The board’s discussion, as happens a lot, spent a lot of time focused on the ideal way to run comments systems. How do you reward helpful participation while punishing — or, at least, discouraging — trolls and other conversation-killers? “Every community is going to have bozos,” Jarvis noted. “The Internet’s just a community; so it’s going to have bozos.”
A more productive approach than one focused on troll-fighting, the board suggested, might be to focus instead on rewarding good behavior — the Gawker/HuffPo approach that empowers community members to elevate the good comments and demote the bad. Ultimately, though, no one’s “figured out” how to do comments; and that’s partially because each community is different when it comes to the kinds of conversations it wants to conduct and convene online.

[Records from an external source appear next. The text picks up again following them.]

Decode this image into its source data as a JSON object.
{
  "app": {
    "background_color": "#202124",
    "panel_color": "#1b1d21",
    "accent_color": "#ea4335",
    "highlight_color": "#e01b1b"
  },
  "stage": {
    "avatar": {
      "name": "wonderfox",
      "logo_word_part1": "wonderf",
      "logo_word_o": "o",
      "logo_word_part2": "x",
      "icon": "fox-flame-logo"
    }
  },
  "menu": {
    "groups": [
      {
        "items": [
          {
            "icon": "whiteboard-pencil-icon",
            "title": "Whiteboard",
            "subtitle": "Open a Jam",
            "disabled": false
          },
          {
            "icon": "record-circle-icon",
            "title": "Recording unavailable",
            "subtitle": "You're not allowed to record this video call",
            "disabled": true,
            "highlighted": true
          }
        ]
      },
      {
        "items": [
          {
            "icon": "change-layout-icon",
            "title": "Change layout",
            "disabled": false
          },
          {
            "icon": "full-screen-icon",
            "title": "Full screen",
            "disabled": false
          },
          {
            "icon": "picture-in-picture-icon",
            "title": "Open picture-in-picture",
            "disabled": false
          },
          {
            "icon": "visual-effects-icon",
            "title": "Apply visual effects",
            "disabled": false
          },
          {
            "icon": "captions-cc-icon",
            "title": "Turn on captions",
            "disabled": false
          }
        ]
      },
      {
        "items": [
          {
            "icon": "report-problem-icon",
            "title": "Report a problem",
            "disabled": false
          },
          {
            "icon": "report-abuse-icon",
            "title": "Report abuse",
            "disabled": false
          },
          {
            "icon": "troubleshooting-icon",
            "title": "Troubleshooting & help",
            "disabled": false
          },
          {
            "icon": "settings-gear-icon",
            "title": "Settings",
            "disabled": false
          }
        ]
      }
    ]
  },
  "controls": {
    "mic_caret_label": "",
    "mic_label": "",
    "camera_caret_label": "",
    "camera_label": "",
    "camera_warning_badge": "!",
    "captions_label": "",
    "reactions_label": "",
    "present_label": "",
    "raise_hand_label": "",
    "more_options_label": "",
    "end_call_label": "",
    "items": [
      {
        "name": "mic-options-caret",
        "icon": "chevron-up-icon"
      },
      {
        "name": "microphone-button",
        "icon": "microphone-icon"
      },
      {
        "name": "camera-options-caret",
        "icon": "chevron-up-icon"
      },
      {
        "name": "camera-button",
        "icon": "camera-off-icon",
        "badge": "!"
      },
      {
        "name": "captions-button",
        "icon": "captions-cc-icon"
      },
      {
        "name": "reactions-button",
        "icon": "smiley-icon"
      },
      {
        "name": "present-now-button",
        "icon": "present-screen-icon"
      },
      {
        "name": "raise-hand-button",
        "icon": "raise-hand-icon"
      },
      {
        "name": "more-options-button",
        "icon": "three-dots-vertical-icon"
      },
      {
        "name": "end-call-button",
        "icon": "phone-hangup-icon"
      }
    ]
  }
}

What the board — and, from the sounds of things, community members — agreed on, though, was that it’s a good idea to expand the notion of comments beyond the current definition of them as things-that-follow-a-story. Reframing commentary as something that’s not simply reactive, but productive — instead of “What did you think of this story?” something like, “How should we write this story?” — could be a useful exercise not only in terms of conversation, but also in terms of engagement and transparency. And, of course, it could keep improving the overall quality of the journalism Journal Register papers put out. “I’m going to be honest — it used to be a joke,” Melanie Macmillan, a reader in attendance at the meeting, noted of the Register Citizen. But now, she said, with the strides it’s making toward openness and community involvement, “it’s something I’m proud of.”